The latest numbers from the task force show the seven-day moving average of hospitalizations increased from 1,360 Monday to 1,374 Tuesday. This hit a new seven-day moving average record. 

A new daily hospitalization record also was set for confirmed COVID-positive hospitalizations, increasing from 1,377 Monday to 1,444 Tuesday. 

Credit: St. Louis Metropolitan Pandemic Task Force

The letter continues, "With every passing hour our community is at greater risk, not only from the spread of Omicron, but from the delayed or inaccessible care which it creates. In addition, our health care workers are not immune to this virus, falling ill themselves or having to miss work to care for a sick family member. This has placed unimaginable strain on our ability to care for the ill and injured."

BJC Healthcare even limited elective procedures for the time being due to the lack of staff. SSM Health also limited some of its procedures, as well. 

The task force's plea also shared that the current resources are stretched beyond their limits to deliver effective and safe care, calling it unsustainable. 

That's why the St. Louis health care systems are requesting federal help to support staffing throughout our regional hospitals.

"Our hope is that our Federal partners swiftly deploy resources to help our depleted and demoralized workforce," the letter reads. 

With the task force is Dr. Alex Garza, who says if the team comes, "It will be all patient care - doctors, nurses, and medics. Rather than dispersing a small amount across the geography, they’ll want to concentrate them in specific areas, so they can have the most affect in the region."

This also comes at a time when it's all hands on deck.

Just like other hospital systems, Mercy is asking co-workers in non-patient care jobs to sign up and help with tasks outside their usual job descriptions, such as stocking and refreshing supplies, transporting patients, and assisting patients with daily care activities.

Overall, the health systems remain committed to serve, but the letter says, the hospitals need the full support of the federal government to continue their mission. 

In December, President Joe Biden announced new action to protect Americans and help communities and hospitals battle omicron. In a White House Fact Sheet, Pres. Biden shared his plan of deploying additional medical personnel and expanding hospital capacity.

At the end of 2021, Missouri Governor Mike Parson allowed the state of emergency related to the pandemic to expire, citing vaccine availability.

"The State stands ready to provide assistance and response, but there is no longer a need for a state of emergency," Parson said in the press release.

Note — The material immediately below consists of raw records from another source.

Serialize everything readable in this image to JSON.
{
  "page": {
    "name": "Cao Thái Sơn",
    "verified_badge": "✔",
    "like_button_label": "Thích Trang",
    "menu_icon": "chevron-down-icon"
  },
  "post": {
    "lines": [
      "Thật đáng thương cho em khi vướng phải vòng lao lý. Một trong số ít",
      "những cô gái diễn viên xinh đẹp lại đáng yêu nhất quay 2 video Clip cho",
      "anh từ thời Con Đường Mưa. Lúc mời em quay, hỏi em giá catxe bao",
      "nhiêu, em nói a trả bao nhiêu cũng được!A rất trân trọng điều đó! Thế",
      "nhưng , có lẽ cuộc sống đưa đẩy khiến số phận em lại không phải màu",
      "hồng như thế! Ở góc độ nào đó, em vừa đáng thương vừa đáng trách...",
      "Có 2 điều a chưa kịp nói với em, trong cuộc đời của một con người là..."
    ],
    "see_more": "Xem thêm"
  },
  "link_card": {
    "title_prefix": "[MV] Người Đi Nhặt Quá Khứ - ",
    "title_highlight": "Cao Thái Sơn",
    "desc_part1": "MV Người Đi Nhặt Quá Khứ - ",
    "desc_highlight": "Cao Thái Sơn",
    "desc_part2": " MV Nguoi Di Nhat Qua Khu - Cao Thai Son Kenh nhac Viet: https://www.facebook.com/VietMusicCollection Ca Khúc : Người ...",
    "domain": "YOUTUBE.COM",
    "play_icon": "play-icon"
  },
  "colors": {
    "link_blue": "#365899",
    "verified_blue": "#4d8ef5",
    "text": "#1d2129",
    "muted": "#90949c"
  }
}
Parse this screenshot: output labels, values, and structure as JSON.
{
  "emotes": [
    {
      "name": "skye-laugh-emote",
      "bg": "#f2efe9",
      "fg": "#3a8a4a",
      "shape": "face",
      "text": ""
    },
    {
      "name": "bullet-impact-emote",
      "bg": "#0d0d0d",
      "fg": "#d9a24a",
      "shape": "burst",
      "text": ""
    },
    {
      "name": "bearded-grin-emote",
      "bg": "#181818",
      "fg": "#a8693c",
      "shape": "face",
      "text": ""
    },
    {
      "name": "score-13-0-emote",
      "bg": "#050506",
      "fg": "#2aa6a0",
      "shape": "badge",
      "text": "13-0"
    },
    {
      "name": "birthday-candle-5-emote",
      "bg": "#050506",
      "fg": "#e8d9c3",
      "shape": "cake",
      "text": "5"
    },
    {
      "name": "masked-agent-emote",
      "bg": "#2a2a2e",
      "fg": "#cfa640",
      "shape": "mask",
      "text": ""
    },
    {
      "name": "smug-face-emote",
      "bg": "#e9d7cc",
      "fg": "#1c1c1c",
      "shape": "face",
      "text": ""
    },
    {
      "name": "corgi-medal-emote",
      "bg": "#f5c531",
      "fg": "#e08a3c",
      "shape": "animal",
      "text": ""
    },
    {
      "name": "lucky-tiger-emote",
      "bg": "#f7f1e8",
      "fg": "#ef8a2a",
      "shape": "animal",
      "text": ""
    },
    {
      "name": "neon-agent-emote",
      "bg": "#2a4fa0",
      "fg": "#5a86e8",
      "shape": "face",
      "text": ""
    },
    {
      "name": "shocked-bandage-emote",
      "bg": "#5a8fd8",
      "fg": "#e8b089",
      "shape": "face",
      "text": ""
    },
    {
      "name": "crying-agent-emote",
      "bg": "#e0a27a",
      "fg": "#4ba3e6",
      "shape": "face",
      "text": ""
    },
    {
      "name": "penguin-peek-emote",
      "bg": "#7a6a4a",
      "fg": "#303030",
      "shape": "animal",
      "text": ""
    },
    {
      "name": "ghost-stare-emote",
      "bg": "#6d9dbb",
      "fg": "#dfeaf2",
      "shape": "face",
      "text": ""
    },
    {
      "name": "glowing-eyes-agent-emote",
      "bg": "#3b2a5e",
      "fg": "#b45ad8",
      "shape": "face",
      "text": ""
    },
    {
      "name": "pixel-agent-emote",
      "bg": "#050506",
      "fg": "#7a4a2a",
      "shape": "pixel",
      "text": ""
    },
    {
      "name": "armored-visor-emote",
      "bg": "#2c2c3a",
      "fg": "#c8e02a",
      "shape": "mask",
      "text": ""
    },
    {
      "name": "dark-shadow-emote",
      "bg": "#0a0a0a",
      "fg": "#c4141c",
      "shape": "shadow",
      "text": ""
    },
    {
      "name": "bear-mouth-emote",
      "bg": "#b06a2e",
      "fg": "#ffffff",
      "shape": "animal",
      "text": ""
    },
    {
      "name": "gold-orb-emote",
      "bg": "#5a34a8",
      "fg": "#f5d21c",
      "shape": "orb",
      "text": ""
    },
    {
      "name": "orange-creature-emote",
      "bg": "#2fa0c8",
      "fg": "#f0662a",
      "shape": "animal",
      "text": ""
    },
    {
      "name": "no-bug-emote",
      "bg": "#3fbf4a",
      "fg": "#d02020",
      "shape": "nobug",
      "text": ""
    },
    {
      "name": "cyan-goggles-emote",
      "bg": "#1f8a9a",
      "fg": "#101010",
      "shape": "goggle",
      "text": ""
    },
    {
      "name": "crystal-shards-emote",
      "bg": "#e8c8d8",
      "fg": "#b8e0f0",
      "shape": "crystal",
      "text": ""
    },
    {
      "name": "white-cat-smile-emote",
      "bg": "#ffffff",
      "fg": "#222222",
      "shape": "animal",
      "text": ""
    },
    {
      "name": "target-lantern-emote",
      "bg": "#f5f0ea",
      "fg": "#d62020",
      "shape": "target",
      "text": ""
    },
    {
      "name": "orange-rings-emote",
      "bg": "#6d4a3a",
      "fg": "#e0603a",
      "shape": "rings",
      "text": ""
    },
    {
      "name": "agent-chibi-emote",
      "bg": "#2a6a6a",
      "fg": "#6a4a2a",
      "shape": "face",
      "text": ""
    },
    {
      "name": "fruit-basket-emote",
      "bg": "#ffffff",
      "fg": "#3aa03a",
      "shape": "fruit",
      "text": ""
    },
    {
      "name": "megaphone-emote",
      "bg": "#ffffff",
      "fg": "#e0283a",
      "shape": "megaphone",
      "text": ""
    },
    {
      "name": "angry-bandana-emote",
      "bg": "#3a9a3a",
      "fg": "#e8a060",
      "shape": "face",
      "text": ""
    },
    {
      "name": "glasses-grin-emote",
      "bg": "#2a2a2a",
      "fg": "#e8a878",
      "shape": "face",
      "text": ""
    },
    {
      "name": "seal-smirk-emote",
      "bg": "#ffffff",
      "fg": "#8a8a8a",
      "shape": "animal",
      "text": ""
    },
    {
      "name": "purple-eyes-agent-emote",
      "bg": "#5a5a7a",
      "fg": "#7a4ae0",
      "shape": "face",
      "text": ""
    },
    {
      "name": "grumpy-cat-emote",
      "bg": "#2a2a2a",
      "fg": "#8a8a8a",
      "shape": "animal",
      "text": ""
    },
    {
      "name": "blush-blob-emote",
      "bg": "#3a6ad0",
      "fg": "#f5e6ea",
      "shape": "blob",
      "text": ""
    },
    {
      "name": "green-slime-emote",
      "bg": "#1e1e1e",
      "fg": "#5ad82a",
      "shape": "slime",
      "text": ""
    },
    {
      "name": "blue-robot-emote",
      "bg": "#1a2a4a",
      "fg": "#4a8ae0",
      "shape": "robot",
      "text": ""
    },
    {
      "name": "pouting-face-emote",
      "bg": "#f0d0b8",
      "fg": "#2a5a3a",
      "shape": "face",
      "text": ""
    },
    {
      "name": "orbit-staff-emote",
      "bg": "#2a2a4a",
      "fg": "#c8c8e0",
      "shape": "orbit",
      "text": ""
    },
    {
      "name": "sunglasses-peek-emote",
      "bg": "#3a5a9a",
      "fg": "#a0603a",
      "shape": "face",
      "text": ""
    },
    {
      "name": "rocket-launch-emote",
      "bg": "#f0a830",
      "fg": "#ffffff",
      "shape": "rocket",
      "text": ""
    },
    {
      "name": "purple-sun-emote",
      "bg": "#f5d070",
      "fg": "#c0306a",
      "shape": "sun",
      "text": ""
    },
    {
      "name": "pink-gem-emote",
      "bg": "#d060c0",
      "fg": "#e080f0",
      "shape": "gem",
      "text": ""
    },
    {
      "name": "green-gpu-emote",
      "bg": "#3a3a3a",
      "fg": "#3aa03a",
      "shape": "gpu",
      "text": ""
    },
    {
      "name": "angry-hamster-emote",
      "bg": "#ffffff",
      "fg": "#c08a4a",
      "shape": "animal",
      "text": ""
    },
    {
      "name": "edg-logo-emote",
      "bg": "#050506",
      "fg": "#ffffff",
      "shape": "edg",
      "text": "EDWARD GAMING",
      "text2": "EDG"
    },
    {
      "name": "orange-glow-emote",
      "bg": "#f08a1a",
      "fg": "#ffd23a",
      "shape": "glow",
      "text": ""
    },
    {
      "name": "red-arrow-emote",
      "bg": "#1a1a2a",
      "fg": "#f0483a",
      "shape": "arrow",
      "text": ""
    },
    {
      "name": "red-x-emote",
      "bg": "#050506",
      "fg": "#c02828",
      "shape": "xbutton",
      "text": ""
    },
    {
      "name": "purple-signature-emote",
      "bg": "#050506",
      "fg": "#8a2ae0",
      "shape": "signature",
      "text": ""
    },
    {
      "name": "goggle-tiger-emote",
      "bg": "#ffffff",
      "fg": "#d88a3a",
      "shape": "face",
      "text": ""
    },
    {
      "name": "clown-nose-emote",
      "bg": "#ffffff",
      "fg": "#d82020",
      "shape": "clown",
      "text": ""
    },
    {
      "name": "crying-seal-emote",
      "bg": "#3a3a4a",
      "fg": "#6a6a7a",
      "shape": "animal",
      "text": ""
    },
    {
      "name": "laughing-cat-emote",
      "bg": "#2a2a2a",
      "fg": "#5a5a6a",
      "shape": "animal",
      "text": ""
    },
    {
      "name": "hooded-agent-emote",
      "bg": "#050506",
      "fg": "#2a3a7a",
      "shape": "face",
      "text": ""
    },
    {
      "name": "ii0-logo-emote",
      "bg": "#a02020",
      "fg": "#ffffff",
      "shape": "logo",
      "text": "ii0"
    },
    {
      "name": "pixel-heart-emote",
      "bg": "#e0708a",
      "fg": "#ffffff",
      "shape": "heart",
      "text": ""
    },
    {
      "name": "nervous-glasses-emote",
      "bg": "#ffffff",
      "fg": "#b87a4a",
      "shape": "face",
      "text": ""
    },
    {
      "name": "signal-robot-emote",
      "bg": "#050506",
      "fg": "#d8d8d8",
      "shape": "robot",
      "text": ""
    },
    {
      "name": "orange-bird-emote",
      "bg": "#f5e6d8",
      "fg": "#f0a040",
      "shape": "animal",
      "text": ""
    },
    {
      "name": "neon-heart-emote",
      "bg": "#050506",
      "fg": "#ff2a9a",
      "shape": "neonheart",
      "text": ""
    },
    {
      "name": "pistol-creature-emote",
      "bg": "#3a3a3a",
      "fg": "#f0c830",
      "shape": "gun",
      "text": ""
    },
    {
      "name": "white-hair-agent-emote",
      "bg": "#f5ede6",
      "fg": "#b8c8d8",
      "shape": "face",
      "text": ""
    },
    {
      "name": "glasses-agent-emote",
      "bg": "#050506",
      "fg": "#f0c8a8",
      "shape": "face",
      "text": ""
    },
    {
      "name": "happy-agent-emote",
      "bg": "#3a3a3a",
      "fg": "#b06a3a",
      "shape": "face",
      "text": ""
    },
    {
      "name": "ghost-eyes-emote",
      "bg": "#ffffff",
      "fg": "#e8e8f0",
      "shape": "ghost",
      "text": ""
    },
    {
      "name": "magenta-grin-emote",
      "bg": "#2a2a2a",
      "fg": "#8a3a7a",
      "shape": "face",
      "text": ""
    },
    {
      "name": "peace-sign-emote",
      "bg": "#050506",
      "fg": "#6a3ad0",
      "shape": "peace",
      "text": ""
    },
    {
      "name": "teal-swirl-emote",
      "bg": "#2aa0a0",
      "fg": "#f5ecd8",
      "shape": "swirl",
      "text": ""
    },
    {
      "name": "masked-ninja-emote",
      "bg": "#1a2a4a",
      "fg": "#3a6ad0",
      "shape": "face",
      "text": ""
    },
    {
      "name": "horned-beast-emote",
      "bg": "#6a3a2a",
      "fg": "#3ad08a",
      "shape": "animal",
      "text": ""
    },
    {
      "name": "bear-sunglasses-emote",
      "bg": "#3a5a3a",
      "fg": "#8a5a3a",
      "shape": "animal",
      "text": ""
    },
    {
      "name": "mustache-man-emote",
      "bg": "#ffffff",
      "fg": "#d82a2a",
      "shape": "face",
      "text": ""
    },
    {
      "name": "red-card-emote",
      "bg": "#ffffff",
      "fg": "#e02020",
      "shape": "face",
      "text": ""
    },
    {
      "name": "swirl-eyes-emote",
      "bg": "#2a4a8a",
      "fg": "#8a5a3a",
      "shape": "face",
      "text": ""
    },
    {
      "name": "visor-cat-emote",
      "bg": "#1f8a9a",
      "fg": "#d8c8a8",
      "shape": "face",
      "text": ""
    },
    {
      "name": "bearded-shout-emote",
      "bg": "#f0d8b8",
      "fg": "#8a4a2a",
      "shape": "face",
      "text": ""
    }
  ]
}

The COVID-19 emergency orders allowed hospitals to bridge staffing gaps by shortening the onboarding time, turning hospital rooms into intensive care units, and expanding capacity to operate with more beds than they’re legally licensed.

Missouri Hospital Association represents all the hospitals in the state and it does education and advocacy on its behalf. 

Spokesperson Dave Dillon says within 24 hours of this expiration, they were able to put in some waivers with the Department of Health and Senior Services that would allow some functions to continue. 

But Dr. Garza shares there are some hurdles still left. 

"The Missouri National Guard can’t be used for any COVID missions and it limits that ability at a staff standpoint," he says.

Dr. Garza says if a Federal team came in, it could take less than a week to identify where the team would go.

From there, it would take a little bit of time before they officially can get boots on the ground.

As far as others getting assistance, right now, there is a federal team placed in Kansas City.

Read the task force's full letter requesting aid in the document below: